cummings66
04-15-2009, 07:14
You found me out! Iíve been very fortunate to dive recreationally in a lot of places, mostly in the Caribbean and the South Pacific

I figured something like that, and as I said I envy that. All I dive are dark and cold places in the midwest. But it's still fun and I like you enjoy the dives I do get to participate in.

As they say, keep on trucking.

Tully Mars
04-15-2009, 10:42
This thread's taken an odd turn. Glad to see it back on track.

I think it's kind of strange logic to think I've been diving for "X" years, I know A,B,C and D. Member "Y's' been diving "X+" years why doesn't he know B&D? Everyone experience in life is different. That's the great thing about forums like these- you can get info from people who do know the answer to "B&D" or even "A&C" if needed.
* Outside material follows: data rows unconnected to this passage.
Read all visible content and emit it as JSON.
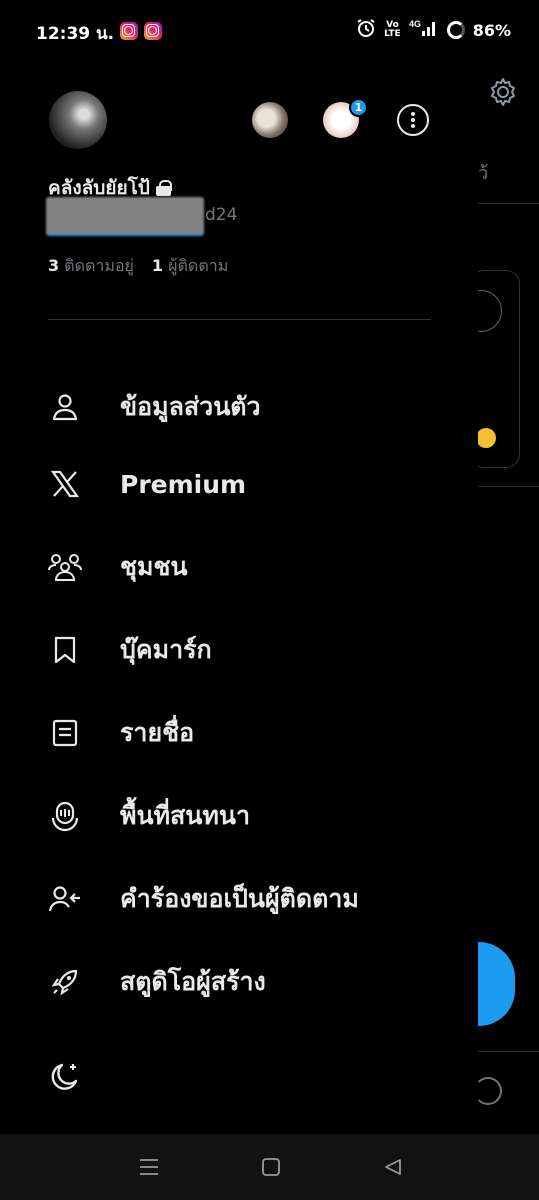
{
  "status_bar": {
    "time": "12:39 น.",
    "notification_icons": [
      "instagram-icon",
      "instagram-icon"
    ],
    "system_icons": [
      "alarm-icon",
      "volte-icon",
      "4g-signal-icon",
      "battery-icon"
    ],
    "volte_line1": "Vo",
    "volte_line2": "LTE",
    "network": "4G",
    "battery": "86%"
  },
  "background_view": {
    "tab_partial_text": "ว้",
    "accent_color": "#1d9bf0"
  },
  "profile": {
    "display_name": "คลังลับยัยโป้",
    "handle_visible_suffix": "d24",
    "following_count": "3",
    "following_label": "ติดตามอยู่",
    "followers_count": "1",
    "followers_label": "ผู้ติดตาม",
    "other_accounts_badge": "1"
  },
  "menu": {
    "items": [
      {
        "label": "ข้อมูลส่วนตัว",
        "icon": "person-icon"
      },
      {
        "label": "Premium",
        "icon": "x-logo-icon"
      },
      {
        "label": "ชุมชน",
        "icon": "communities-icon"
      },
      {
        "label": "บุ๊คมาร์ก",
        "icon": "bookmark-icon"
      },
      {
        "label": "รายชื่อ",
        "icon": "lists-icon"
      },
      {
        "label": "พื้นที่สนทนา",
        "icon": "spaces-icon"
      },
      {
        "label": "คำร้องขอเป็นผู้ติดตาม",
        "icon": "follower-requests-icon"
      },
      {
        "label": "สตูดิโอผู้สร้าง",
        "icon": "rocket-icon"
      }
    ]
  },
  "footer": {
    "theme_icon": "moon-icon"
  },
  "nav_bar": {
    "buttons": [
      "recents-icon",
      "home-icon",
      "back-icon"
    ]
  }
}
gee
05-01-2009, 22:10
Agreed. The diversity of the experiences that the members freely share through this forum provide me with a wealth of information that I don't think I could get in my lifetime. For that, I am truly grateful.
This thread's taken an odd turn. Glad to see it back on track.

I think it's kind of strange logic to think I've been diving for "X" years, I know A,B,C and D. Member "Y's' been diving "X+" years why doesn't he know B&D? Everyone experience in life is different. That's the great thing about forums like these- you can get info from people who do know the answer to "B&D" or even "A&C" if needed.